The primary Chevy Camaro tv commercial can still be seen on YouTube. It features a white Camaro RS/SS with the distinctive bumble-bee nose band emerging from a volcano. The voice over proudly presents “The fiery brand-new Camaro from Chevrolet … something you’ve never ever seen before.”
Simply prior to the official June 29th launch date, a press bundle with images, requirements, and line stories were released to papers and publications throughout the nation. Over 100 members of journalism were invited to take part in a gymkhana driving competition at the GM Proving Premises. The same type of event was held one week later on in L.a. A group of editors were also chosen to drive top-optioned Camaro RS/SS designs from Detroit to their home cities so they could publish, “I drove it personally,” feature articles in their regional papers. Finally, on September 29, 1966, the Chevrolet Camaro was launched to the general public.
While engineers and designers feverishly worked overtime on the advancement of a four-passenger sports car they code-named the F-car, the Chevy public relations, marketing and advertising group prepared the world for the introduction of a vehicle they called the Panther.
All through the summer of 1965 practically every element of the car’s design and advancement, from preliminary design sketches to clay designs, was photographed and thoroughly recorded. Chevy used the assets to create a 30 -minute film The Camaro for sale in North Haven ME , which was later shown on TV and in cinema. They also presented women’s clothing called the Camaro Collection as well as a Camaro road race video game.
Chevy Camaros For Sale

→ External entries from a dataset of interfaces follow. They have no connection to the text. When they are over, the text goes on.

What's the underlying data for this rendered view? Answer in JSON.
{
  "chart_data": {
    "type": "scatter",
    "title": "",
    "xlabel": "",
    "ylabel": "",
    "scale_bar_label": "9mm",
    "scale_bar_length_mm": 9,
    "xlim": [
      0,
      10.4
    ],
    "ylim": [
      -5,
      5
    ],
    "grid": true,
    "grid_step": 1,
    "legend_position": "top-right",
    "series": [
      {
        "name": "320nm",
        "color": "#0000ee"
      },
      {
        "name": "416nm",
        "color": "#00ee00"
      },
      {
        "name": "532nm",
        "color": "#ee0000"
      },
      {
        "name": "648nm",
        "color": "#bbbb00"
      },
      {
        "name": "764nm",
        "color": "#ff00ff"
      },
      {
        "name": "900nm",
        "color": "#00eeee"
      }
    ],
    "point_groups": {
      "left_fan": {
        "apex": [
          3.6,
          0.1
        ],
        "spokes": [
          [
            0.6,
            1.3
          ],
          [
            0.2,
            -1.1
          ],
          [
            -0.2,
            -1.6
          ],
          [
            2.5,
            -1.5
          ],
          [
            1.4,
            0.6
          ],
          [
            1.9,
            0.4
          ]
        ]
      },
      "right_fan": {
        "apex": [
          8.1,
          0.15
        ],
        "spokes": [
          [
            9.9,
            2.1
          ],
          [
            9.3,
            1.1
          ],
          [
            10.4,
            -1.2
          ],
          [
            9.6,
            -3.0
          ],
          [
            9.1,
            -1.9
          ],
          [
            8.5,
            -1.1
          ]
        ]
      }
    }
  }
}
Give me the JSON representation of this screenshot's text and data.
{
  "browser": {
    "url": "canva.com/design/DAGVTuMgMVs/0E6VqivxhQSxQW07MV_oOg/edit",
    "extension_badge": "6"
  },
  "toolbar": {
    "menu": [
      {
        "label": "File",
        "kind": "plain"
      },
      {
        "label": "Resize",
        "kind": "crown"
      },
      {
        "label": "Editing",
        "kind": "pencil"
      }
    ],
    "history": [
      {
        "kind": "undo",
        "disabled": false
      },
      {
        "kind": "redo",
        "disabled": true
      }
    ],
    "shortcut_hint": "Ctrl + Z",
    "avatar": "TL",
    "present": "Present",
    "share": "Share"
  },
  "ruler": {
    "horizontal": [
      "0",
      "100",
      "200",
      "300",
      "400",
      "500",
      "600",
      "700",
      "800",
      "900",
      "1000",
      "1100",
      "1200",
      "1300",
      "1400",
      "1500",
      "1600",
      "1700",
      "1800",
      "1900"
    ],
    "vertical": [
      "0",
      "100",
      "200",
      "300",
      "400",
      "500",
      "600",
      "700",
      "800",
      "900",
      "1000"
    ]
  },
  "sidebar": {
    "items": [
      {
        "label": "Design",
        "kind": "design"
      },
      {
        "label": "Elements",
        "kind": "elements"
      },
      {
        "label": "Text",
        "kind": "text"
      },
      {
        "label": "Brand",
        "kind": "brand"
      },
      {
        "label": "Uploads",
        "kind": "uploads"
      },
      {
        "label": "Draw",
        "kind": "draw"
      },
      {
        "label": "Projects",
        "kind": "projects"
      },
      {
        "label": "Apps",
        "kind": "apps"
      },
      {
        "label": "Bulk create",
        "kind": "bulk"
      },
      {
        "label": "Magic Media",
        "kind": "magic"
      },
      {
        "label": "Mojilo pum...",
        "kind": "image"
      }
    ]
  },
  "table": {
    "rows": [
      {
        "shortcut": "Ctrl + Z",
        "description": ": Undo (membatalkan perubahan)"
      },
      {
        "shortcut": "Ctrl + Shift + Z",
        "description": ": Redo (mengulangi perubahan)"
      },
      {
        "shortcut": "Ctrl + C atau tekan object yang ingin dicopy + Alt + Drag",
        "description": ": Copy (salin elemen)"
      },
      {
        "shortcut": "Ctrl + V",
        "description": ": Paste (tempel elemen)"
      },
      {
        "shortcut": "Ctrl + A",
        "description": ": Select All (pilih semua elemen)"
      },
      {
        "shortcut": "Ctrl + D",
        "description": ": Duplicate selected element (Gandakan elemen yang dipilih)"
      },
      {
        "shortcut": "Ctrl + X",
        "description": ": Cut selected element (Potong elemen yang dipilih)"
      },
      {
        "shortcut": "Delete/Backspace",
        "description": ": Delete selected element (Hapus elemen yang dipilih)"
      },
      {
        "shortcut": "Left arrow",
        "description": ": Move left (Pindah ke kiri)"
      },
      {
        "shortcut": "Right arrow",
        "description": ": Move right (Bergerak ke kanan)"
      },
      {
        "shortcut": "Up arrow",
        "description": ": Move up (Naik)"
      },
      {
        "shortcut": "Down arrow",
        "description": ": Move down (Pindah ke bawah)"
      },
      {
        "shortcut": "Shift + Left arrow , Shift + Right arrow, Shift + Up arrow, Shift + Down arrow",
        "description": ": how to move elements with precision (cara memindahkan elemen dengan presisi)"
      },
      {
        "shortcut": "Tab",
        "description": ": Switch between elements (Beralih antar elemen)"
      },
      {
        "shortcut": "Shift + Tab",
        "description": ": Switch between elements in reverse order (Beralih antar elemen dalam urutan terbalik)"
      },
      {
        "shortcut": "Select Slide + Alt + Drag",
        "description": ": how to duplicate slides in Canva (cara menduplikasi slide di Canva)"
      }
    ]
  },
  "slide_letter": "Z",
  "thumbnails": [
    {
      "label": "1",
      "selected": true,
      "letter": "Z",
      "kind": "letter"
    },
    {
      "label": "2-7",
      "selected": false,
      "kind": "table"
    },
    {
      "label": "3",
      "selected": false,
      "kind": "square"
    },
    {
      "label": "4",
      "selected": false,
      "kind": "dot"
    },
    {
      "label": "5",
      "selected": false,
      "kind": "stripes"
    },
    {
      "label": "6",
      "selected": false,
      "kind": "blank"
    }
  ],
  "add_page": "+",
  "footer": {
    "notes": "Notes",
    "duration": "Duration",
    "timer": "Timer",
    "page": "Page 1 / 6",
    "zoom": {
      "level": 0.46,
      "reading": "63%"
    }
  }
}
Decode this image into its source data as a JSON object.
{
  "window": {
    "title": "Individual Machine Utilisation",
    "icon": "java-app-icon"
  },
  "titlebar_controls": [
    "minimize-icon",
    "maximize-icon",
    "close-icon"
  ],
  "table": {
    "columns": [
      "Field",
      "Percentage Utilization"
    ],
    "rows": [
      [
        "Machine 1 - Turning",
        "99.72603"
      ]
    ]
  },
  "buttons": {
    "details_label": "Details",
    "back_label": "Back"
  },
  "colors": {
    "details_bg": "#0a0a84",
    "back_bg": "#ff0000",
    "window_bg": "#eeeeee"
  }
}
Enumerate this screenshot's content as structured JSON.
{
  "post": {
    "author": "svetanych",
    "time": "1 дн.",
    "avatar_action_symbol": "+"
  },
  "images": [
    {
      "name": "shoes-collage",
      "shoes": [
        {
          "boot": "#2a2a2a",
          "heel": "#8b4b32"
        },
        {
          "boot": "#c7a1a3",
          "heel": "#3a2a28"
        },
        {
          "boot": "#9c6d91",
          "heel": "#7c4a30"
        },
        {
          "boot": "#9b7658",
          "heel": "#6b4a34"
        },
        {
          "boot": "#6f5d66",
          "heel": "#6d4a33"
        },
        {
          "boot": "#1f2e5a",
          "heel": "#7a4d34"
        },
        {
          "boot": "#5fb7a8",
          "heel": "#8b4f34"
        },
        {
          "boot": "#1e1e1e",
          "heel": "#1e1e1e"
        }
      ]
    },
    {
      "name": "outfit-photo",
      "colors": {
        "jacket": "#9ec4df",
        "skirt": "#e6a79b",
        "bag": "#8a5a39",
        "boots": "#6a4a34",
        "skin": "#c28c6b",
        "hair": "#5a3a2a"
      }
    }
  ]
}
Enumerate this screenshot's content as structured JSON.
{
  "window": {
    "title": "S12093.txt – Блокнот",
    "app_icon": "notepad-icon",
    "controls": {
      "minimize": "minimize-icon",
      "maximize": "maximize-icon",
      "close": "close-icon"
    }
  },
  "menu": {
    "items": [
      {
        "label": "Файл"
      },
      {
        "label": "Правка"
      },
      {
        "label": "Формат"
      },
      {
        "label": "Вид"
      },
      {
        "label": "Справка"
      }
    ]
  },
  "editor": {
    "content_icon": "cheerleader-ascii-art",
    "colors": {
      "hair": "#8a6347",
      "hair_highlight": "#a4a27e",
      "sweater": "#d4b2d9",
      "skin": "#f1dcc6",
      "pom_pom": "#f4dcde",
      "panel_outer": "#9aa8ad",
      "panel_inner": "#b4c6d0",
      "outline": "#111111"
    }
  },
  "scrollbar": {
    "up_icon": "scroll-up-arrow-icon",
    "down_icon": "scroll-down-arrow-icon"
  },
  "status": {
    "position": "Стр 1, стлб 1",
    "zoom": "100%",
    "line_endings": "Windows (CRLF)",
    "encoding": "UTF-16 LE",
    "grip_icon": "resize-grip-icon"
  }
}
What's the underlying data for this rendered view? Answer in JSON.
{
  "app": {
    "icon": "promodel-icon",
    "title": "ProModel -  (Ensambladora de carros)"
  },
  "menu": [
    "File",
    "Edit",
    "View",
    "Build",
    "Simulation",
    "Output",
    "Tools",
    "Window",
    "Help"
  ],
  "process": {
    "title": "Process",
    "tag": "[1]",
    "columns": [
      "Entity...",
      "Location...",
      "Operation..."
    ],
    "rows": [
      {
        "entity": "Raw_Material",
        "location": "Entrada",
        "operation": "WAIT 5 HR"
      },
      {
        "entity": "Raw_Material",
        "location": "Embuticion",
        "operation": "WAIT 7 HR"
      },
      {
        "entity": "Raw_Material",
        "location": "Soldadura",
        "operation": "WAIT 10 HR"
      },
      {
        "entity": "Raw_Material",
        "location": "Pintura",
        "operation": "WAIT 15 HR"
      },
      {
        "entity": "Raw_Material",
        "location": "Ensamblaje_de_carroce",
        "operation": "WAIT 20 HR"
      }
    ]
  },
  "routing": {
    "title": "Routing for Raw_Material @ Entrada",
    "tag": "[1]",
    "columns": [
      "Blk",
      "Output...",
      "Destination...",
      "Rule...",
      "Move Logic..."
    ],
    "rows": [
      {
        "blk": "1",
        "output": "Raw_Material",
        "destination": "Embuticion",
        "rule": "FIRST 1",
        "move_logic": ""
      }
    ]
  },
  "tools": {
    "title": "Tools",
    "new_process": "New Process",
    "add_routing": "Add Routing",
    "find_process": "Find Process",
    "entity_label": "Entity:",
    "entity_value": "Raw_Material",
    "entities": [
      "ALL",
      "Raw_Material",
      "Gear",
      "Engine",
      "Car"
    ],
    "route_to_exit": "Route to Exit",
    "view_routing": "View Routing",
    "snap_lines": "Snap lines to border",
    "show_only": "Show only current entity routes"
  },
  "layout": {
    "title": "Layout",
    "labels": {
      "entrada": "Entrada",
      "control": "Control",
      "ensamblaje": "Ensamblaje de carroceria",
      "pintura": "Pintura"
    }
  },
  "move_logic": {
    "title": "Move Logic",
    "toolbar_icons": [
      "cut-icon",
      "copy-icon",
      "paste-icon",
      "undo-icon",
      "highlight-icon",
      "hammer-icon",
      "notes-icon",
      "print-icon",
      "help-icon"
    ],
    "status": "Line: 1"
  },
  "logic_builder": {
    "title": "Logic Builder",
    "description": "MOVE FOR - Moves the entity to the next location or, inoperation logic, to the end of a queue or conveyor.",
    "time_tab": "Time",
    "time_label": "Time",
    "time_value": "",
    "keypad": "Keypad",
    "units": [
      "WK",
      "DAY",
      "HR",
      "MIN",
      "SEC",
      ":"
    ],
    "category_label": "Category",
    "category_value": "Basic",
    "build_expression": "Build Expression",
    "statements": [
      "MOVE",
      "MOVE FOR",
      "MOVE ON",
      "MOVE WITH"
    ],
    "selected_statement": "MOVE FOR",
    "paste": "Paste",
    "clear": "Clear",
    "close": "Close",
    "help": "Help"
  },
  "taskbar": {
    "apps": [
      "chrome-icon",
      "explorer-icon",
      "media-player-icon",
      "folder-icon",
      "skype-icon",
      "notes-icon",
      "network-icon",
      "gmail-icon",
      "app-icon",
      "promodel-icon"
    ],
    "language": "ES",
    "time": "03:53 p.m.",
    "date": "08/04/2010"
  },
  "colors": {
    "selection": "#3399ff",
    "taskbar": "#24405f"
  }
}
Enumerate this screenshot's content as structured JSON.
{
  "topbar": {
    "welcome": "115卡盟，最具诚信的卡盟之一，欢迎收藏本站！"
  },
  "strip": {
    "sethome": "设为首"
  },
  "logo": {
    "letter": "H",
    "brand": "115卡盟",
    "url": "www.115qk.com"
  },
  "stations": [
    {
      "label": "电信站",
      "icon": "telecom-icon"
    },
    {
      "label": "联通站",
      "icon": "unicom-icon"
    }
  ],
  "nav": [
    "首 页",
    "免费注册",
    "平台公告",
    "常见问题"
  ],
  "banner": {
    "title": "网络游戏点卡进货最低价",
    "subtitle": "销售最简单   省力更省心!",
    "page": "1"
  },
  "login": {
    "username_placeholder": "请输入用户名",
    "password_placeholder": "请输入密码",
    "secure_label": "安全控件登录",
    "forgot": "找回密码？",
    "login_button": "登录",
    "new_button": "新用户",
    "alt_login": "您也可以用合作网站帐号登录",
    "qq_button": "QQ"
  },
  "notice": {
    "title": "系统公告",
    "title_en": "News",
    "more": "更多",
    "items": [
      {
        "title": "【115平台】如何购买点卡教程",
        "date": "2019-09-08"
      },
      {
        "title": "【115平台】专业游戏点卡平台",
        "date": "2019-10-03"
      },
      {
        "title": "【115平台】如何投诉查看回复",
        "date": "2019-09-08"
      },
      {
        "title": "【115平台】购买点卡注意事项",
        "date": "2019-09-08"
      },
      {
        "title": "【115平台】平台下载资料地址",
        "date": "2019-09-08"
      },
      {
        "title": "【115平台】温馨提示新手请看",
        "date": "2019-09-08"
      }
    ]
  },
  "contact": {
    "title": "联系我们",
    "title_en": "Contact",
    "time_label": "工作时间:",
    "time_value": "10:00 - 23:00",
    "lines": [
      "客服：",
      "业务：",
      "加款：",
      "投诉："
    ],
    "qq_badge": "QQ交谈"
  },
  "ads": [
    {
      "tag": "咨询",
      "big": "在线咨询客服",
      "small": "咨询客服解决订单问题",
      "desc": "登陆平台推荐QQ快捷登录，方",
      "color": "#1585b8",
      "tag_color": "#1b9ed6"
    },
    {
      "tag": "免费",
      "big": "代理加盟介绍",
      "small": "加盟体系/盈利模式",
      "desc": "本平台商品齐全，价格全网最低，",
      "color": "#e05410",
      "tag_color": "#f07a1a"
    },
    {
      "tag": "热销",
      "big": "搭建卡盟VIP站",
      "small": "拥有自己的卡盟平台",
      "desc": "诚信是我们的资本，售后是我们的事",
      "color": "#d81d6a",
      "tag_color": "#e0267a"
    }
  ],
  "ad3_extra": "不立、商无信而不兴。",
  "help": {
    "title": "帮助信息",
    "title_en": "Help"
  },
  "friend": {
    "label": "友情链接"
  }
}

In November, Chevy sales executives and creative individuals previewed prototype designs at the GM Tech Center. Campbell-Ewald, Chevy’s age-old advertising agency, immediately began work on catalogs, direct-mail advertising and sales promo materials, in addition to print, outdoor and TV/radio advertising. In April 1966, at the New York Car Show Press Conference, Chevrolet sales executives confessed no name had been selected for the new automobile, but did reveal that rates of 1967 Chevy Camaro for sale in North Haven ME design will remain in the Corvair-Chevy II variety.
Throughout early 1966 Chevy agonized over a name for its Mustang-killer. GM’s upper management was nervous about the aggressive undertones of the Panther name. A comparable bout of cold feet would later trigger the Pontiac version, code word the Banshee, to be relabelled Firebird. Over its brief lifetime, the F-car had been called by many names consisting of Wildcat, Chaparral, Leader and Nova. It’s also reported that Chevy thought about utilizing the letters “GM” in the name, and came up with G-Mini, which evolved into GeMini and finally Gemini. Nevertheless, GM’s upper management vetoed the idea, fearing the car might be a failure.
Automotive legend has it that somebody at Chevrolet finally proposed the name Camaro and upper management rapidly agreed. Although the name has no real significance, GM scientists apparently found the word in a French dictionary as a slang term for “pal” or “buddy.” It’s reported that Ford Motor Company scientists also discovered other meanings, including “a shrimp-like animal” and an arcane term for “loose bowels.”
Because a number or pre-launch materials had actually currently been released utilizing the Panther name, Chevy’s most pushing difficulty was to now rename their new Mustang killer, the Camaro. Camaros are found in North Haven ME by looking for classic car dealers.